ABOUT THIS TASK — Reproduce the lines below exactly, starting at the one containing "What data populates" and stopping at the final line.

[Start of section]

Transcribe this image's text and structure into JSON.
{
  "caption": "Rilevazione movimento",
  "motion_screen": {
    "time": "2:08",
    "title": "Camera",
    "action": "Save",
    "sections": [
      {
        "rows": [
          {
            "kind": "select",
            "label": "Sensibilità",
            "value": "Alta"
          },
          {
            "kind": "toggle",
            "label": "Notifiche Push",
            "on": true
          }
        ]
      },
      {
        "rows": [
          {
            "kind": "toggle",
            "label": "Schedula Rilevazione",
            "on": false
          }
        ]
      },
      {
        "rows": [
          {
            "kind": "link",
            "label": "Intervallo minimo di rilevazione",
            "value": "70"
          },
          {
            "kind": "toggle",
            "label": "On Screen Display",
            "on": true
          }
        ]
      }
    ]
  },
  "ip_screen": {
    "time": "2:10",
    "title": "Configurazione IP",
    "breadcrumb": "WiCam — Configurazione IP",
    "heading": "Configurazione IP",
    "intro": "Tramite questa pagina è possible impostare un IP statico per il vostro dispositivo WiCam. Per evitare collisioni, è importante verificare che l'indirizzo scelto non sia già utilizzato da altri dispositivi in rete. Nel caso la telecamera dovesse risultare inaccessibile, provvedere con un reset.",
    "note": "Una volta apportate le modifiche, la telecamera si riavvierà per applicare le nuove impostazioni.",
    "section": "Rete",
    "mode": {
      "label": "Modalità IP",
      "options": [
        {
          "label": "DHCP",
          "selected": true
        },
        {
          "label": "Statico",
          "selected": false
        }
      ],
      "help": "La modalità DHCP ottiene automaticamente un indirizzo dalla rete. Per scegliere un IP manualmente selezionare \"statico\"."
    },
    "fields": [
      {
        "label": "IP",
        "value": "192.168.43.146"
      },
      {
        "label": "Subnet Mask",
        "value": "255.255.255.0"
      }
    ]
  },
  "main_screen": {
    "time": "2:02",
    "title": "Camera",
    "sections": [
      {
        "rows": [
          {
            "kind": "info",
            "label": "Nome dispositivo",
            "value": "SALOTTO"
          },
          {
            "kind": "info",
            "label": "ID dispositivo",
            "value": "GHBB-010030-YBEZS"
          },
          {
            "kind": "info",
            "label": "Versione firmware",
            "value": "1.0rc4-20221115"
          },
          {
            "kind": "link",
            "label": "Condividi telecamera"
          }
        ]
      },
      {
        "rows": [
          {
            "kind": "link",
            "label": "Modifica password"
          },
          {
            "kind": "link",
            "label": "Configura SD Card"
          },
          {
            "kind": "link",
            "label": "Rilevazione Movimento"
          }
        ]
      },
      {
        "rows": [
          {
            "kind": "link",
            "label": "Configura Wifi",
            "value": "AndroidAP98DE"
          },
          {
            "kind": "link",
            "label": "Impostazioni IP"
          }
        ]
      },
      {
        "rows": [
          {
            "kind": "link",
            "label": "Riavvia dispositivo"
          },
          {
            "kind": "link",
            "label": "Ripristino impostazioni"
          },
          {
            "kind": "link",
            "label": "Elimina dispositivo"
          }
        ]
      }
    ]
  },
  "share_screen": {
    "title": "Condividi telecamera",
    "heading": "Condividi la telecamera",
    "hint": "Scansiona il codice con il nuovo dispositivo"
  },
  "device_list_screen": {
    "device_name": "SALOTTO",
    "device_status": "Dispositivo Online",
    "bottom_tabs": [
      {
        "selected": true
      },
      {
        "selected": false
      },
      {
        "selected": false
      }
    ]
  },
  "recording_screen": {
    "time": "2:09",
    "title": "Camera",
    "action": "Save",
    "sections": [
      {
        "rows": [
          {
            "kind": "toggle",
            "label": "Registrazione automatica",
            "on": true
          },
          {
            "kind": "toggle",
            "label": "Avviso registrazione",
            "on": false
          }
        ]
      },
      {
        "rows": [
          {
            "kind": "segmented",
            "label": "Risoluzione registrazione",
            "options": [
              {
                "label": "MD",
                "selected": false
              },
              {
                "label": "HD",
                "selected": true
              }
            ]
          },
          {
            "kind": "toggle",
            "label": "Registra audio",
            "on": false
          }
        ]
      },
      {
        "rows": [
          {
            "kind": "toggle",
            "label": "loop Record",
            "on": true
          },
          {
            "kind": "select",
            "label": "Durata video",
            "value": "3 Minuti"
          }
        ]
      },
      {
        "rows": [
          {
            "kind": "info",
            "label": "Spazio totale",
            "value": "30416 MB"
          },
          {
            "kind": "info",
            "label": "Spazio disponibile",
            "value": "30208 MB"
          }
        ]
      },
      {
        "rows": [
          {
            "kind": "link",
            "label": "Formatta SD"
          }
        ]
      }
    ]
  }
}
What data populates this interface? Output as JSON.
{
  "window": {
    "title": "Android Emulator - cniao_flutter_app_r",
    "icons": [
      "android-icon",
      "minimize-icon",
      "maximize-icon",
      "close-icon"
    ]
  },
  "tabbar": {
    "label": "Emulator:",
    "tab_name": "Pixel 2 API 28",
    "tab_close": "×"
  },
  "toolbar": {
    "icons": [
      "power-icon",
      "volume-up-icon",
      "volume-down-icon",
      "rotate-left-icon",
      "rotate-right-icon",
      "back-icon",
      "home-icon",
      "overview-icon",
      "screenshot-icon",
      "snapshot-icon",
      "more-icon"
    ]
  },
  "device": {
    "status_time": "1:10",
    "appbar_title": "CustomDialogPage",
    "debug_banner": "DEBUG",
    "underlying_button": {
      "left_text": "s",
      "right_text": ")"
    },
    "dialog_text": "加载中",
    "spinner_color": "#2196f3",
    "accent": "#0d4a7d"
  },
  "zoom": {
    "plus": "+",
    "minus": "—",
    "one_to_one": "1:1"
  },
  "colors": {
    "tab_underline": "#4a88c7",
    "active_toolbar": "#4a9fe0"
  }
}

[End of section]

RESPONSE BOX —
What data populates this interface? Output as JSON.
{
  "window": {
    "title": "Android Emulator - cniao_flutter_app_r",
    "icons": [
      "android-icon",
      "minimize-icon",
      "maximize-icon",
      "close-icon"
    ]
  },
  "tabbar": {
    "label": "Emulator:",
    "tab_name": "Pixel 2 API 28",
    "tab_close": "×"
  },
  "toolbar": {
    "icons": [
      "power-icon",
      "volume-up-icon",
      "volume-down-icon",
      "rotate-left-icon",
      "rotate-right-icon",
      "back-icon",
      "home-icon",
      "overview-icon",
      "screenshot-icon",
      "snapshot-icon",
      "more-icon"
    ]
  },
  "device": {
    "status_time": "1:10",
    "appbar_title": "CustomDialogPage",
    "debug_banner": "DEBUG",
    "underlying_button": {
      "left_text": "s",
      "right_text": ")"
    },
    "dialog_text": "加载中",
    "spinner_color": "#2196f3",
    "accent": "#0d4a7d"
  },
  "zoom": {
    "plus": "+",
    "minus": "—",
    "one_to_one": "1:1"
  },
  "colors": {
    "tab_underline": "#4a88c7",
    "active_toolbar": "#4a9fe0"
  }
}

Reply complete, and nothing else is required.